I think when you start reusing existing properties, you're relying on them being around for the long haul, and requiring systems that consume them to be aware of all the multiple namespaces. In all cases, I can't see us (the library community) agreeing that the way foaf or dc (or whatever) uses a term really matches what we're talking about.
In some ways, I think here is a case  for annotations; I could see people making assertions that x Work has some y relationship to z, and Bibframe could say okay, stick that in an annotation and a system can use it or not.
From: Bibliographic Framework Transition Initiative Forum [mailto:[log in to unmask]] On Behalf Of Laura Krier
Sent: Wednesday, May 22, 2013 10:54 AM
To: [log in to unmask]

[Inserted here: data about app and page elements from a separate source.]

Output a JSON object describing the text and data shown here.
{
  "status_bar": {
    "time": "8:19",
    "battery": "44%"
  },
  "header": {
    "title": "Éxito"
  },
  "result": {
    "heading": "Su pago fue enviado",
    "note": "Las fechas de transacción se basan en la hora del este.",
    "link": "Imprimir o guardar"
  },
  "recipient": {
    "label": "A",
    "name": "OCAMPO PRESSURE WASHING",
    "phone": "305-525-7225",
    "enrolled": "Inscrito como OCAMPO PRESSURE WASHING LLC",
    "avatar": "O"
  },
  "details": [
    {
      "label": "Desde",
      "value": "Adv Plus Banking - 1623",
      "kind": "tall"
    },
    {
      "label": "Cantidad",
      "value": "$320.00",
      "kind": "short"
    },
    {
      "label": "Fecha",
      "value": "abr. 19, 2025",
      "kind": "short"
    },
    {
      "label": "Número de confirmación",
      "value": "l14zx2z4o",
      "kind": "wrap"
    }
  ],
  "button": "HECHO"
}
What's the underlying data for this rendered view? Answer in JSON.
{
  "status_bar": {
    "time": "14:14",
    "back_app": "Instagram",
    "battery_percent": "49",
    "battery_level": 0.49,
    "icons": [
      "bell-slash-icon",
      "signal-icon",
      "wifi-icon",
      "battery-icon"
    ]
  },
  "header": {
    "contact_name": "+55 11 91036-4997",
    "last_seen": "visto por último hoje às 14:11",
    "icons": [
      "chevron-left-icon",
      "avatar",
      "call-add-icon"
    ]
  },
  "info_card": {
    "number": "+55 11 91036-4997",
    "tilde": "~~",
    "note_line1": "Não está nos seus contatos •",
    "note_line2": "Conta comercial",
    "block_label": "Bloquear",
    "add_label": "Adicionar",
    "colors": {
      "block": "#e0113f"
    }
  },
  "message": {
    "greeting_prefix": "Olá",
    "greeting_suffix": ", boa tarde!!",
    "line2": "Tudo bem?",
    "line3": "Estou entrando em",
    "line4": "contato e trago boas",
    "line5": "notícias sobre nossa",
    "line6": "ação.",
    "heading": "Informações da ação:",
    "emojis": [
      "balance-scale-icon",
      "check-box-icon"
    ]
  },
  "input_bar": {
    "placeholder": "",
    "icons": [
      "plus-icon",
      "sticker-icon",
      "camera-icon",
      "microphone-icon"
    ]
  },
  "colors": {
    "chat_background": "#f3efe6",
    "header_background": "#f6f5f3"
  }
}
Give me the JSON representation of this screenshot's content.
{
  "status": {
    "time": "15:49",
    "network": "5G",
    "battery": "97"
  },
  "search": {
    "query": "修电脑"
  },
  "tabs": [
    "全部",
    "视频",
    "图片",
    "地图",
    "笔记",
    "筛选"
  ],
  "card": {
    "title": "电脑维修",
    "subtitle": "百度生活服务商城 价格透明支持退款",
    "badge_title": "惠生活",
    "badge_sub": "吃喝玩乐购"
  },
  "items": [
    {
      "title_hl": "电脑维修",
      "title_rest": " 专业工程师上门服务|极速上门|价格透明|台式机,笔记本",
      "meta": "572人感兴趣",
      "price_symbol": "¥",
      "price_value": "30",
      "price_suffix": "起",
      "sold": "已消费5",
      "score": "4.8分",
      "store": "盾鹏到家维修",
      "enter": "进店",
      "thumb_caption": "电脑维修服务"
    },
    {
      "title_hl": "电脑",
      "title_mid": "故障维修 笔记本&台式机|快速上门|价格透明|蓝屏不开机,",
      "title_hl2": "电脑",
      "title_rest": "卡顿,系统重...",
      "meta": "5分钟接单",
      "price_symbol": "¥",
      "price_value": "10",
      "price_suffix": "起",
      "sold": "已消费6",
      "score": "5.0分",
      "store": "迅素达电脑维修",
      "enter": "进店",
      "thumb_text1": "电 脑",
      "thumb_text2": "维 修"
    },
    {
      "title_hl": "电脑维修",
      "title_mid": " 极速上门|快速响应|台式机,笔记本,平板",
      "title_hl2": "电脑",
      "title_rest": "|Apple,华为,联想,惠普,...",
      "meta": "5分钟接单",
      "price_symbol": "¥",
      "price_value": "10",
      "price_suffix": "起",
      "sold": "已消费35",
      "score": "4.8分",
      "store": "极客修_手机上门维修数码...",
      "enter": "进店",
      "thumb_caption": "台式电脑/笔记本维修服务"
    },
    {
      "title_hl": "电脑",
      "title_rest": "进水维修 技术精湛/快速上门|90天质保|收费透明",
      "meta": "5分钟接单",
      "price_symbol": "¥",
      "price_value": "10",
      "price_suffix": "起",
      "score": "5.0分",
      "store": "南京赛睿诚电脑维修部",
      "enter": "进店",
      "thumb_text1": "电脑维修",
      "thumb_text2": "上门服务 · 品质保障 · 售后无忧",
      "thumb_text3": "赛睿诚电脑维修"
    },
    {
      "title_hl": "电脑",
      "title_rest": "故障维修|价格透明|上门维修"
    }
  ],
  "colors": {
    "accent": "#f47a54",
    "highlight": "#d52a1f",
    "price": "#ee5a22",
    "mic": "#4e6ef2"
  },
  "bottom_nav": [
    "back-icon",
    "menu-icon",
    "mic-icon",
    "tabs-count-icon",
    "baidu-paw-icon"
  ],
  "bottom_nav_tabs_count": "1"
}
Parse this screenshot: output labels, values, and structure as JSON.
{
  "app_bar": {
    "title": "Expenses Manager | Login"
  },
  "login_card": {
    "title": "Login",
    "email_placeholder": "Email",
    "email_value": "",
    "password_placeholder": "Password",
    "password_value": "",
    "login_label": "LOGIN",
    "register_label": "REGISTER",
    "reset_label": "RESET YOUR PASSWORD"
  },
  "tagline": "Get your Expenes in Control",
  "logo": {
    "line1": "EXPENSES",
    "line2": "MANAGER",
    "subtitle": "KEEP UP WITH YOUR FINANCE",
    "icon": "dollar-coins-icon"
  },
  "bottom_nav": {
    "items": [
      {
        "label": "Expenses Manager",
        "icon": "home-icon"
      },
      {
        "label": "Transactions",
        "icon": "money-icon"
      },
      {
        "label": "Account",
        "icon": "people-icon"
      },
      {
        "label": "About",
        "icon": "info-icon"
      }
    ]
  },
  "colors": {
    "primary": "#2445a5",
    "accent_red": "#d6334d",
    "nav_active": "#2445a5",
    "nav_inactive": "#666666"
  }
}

Subject: [BIBFRAME] re-using existing properties (was and the "lightweight abstraction layer")
On May 22, 2013, at 2:22 AM, Owen Stephens <[log in to unmask]> wrote:
re: re-using other properties

+1 but feel this ship has already sailed - previous replies have been clear that BIBFRAME/LoC want to control the namespace.
I'm not sure we should let this one go quite so easily. Not re-using existing properties reducing a lot of the benefit and purpose of using a linked data model in the first place. I haven't seen any reasoning from LoC that I agree with about why they are making this decision. And I think they've been very open to community opinion and input to date. 
Does anyone else agree that this might be worth pushing harder against? 

Laura Krier
Metadata Analyst
California Digital Library